**TASK DIRECTIONS**:
How many lines of these entries hold the string "mejores"? Answer with the number alone.

· · · · ·

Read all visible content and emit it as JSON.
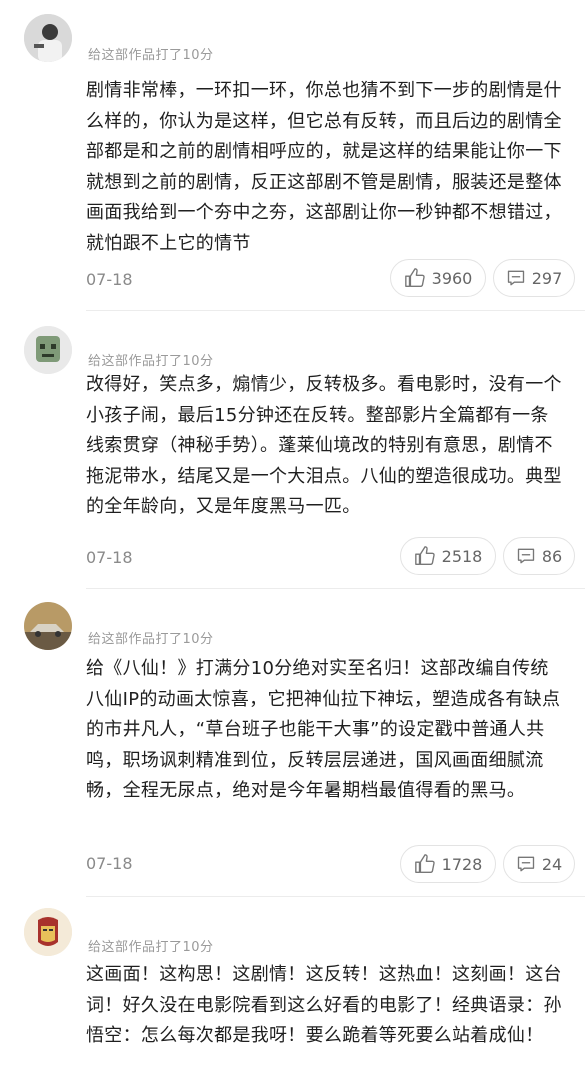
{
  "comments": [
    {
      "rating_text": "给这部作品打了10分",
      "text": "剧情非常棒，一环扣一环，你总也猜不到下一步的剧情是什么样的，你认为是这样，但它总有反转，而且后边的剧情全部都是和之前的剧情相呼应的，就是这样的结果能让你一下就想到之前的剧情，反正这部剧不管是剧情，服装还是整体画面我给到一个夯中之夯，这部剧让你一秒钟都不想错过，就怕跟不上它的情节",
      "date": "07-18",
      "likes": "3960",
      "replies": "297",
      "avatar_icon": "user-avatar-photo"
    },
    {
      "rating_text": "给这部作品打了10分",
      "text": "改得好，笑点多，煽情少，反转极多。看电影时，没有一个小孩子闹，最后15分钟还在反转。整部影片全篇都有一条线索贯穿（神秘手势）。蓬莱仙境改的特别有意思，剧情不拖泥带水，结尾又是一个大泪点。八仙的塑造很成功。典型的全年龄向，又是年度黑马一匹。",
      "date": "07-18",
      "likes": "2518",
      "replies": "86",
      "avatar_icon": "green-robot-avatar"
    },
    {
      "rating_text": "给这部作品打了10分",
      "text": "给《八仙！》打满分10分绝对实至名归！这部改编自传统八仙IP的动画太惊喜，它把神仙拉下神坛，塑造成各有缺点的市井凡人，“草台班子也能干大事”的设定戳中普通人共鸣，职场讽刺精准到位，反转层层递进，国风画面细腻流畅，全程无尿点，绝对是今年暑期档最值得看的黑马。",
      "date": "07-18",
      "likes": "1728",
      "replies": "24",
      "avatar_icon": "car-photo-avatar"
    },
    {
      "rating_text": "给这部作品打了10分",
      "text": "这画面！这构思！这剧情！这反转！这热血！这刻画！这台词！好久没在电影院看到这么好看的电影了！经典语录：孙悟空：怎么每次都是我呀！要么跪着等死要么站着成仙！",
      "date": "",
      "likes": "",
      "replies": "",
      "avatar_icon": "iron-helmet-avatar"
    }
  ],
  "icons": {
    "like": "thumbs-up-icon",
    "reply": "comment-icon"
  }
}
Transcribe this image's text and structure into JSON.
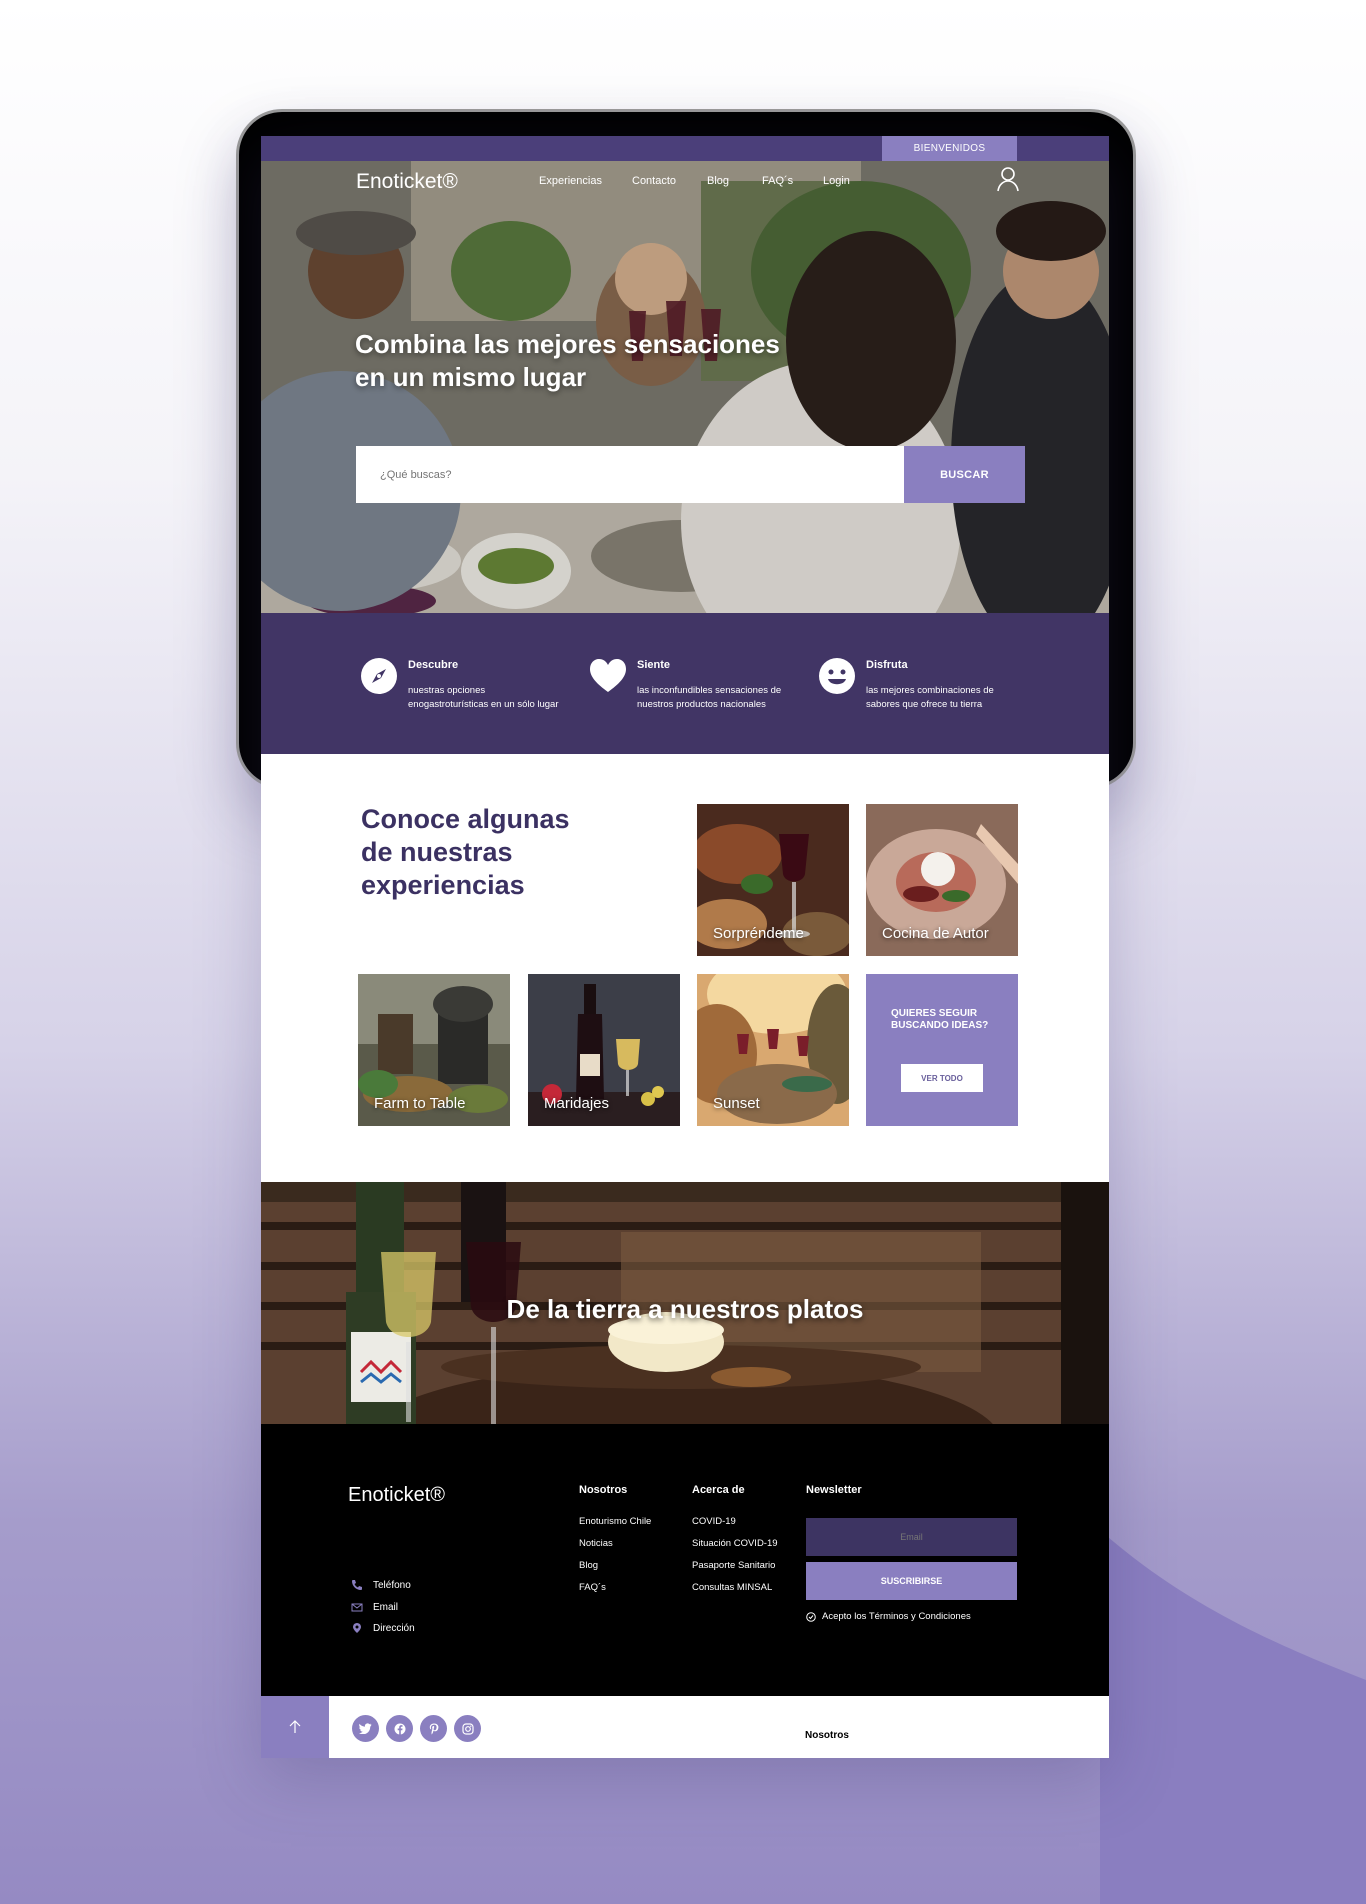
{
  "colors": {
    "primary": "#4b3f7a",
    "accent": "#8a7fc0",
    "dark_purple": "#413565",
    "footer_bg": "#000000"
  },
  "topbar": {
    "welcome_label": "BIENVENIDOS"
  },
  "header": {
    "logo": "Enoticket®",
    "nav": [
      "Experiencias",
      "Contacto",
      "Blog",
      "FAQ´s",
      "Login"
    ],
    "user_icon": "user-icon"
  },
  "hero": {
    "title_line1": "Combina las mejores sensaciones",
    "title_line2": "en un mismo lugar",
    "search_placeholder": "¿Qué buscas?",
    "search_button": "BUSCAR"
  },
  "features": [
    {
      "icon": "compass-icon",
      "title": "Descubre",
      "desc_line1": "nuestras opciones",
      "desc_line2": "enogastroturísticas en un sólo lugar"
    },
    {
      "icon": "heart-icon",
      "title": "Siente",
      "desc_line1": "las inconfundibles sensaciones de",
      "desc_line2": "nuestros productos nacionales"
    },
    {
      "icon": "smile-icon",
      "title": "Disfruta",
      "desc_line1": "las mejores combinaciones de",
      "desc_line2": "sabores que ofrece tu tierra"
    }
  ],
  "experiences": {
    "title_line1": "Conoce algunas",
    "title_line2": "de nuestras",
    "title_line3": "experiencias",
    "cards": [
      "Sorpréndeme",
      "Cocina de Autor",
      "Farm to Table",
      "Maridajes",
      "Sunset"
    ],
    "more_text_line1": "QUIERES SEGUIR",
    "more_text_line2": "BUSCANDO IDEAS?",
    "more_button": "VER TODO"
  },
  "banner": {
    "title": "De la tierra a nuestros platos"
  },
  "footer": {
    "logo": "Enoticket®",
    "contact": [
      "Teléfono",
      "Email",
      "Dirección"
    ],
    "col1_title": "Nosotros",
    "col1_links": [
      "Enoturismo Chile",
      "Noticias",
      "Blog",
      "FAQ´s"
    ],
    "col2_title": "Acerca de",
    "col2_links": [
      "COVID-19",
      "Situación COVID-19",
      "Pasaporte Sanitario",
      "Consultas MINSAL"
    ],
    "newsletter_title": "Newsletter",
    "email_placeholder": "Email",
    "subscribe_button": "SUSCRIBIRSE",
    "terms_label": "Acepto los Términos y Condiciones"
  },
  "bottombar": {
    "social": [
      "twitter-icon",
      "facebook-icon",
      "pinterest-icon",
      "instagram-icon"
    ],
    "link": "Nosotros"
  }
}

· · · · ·

**ANSWER**:
2